Credit: Mike Whaley, Photographer

by Donna Walker

You know that feeling of being captivated by a person or something unordinary you had been quietly seeking but somehow never managed to find, up until that moment. You know the rush of adrenaline. You know it’s unconditional. Those are the feelings I experienced when I worked for Remote Area Medical – RAM®.

I feel very fortunate to have had some incredible experiences with wonderful non-profits throughout my working career like United Way, Junior Achievement, Girl Scouts, Magic Wand Foundation and now with RAM. Being mission driven is an exciting state of being and those feelings you have towards the leadership, the constituents and the work are incredible, but they sometimes can fade when long hours, deadlines and disappointments arise. I purposefully choose to concentrate on the outcomes of my work and relationships to others. I live in the now while honoring and learning from the past and applying the joy of dreaming for the future.

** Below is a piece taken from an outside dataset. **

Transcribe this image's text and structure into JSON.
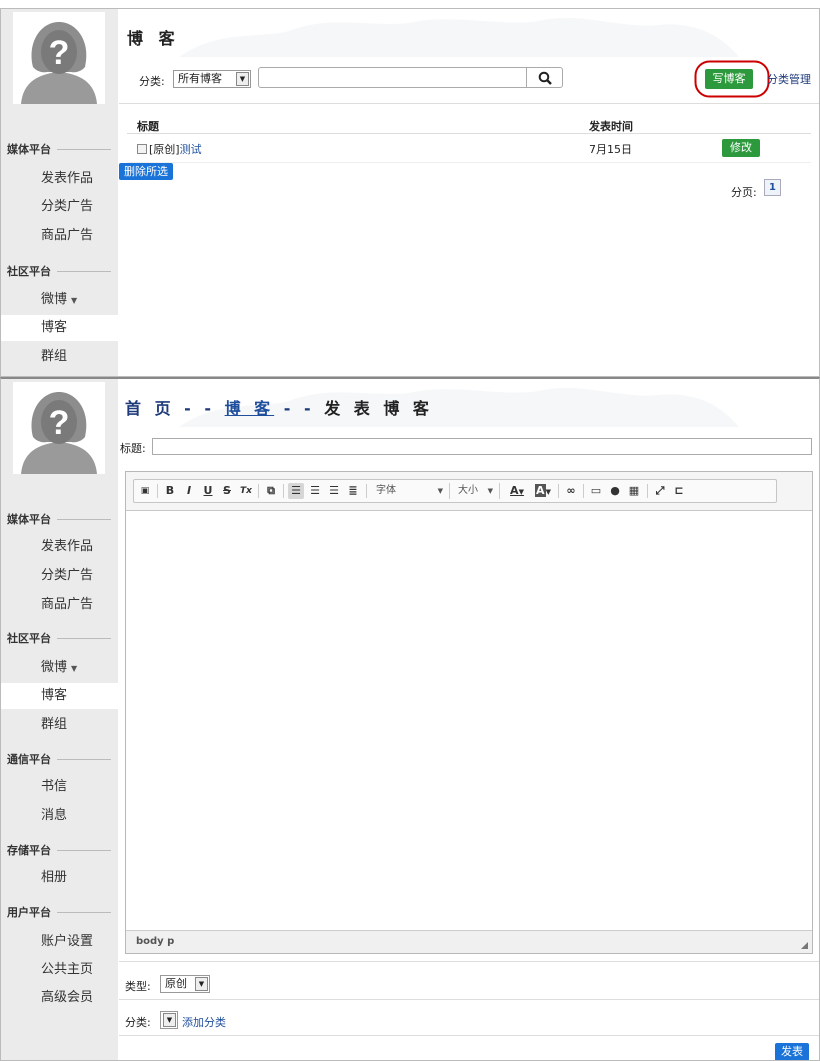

Here are a few things that have happened to me while working as the Development Officer with RAM. On a trip to the RAM California Clinic I was mesmerized by the clear skies and beauty of the earth below and then I saw the huge area of flooding in Dallas. My mind went to the dark side. The beauty of nature’s beauty was transformed into suffering by an ugly disaster. It was as if a preprogrammed success was counterpoised against a struggling failure. I came away with a feeling of emptiness. There’s an imbalance. The problem of suffering appears illusive regardless of the attributes we give it.

The dark veil lifted when I saw selfless dentists, doctors and nurses and lay volunteers serving thousands of patients. I found myself giving smiles and an encouraging word or touch to a person scared and shaking because they hadn’t seen a dentist in 15 years or longer. I saw the joy of several children and adults putting on their new pair of glasses and amazed they could see things others take for granted like the leaves on a tree.

Medical and dental students applaud the great equipment we have for them to use but mostly they thank us for allowing them to experience working at the clinic and the feelings they have from helping so many people. They love getting the thanks and hugs from grateful patients.

My attitude has changed a lot. I don’t want to worry about the WHY of suffering and pain. Instead, I want to concentrate on the HOW I contributed to make a difference.